Katherine Jenkins, classical crossover artist and one of the charity’s most dedicated ambassadors, also joined the visit.

The centre which opened in April 2012, offers the most advanced service of its kind in the UK - redefining the way cancer patients are treated.

The visit formally marked the partnership between Macmillan Cancer Support and University College Hospitals NHS Foundation Trust (UCLH), which runs the centre.

The charity brings 100 years' experience of developing innovative, ground-breaking services which put the needs of patients and families at the heart of cancer care.

The Prince of Wales said: “I’ve been so impressed over the years by the extraordinary way in which Macmillan can make such a difference to so many people’s lives particularly at such a very difficult point in their lives.”

Katherine Jenkins said: “It was fantastic meeting Their Royal Highnesses today and some of the cancer patients who are treated here.
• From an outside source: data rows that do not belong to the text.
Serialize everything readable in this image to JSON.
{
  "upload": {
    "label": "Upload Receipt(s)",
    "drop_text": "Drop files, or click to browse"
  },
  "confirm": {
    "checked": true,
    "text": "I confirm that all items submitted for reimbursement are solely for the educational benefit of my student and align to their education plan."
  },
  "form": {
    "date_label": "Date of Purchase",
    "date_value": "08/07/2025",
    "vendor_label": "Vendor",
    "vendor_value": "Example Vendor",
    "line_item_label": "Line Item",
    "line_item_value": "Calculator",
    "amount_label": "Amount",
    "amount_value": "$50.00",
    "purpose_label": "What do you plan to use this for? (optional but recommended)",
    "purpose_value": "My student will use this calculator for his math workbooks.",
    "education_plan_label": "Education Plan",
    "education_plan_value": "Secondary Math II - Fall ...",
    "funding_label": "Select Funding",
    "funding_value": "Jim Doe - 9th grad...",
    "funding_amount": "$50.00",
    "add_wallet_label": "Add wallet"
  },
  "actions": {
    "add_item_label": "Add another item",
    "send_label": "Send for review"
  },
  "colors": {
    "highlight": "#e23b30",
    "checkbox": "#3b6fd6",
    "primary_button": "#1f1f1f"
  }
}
Cancer is a cause close to my heart as I lost my father to it when I was only 15. I have no doubt that this ground-breaking centre will give hope to patients and their families.”

The Macmillan Support and Information Service on the ground floor is the focal point of the partnership between Macmillan and UCLH and has an experienced team of staff and trained volunteers offering individuals emotional support, information and practical advice to patients, family members, friends and carers. As there is no referral, people can just walk in.

This is provided alongside a programme of group support which includes art, creative writing, relaxation, yoga and tumour specific support groups. The unique service offers support to more than 100 patients and their carers every day with a range of issues, from financial problems to help getting back to work or fitting a wig. It provides complementary therapies, such as massage and aromatherapy to patients and families as well as counseling and psychology to support the psychological and emotional effects of cancer.

This fits well with The Prince of Wales' philosophy of an integrated approach to healthcare which combines both conventional and complementary therapies to treat the 'whole person'.

The £100 million centre has wellbeing, rehabilitation and cancer survivorship at the heart of its philosophy. This is supported by the very best diagnostic and treatment techniques to improve survival rates, including the UK's first PET MR scanner, delivering the most accurate information from deep inside the body during a single scanning session.

There are no inpatient beds in the centre and many patients receive 'ambulatory' care - or 'care on the go'. For example, some chemotherapy patients, who in the past would unnecessarily spend time in a hospital bed, can receive their drugs via a backpack which gives them the freedom to go shopping or grab something to eat.

For further information about University College Hospital Macmillan Cancer Centre, visit here.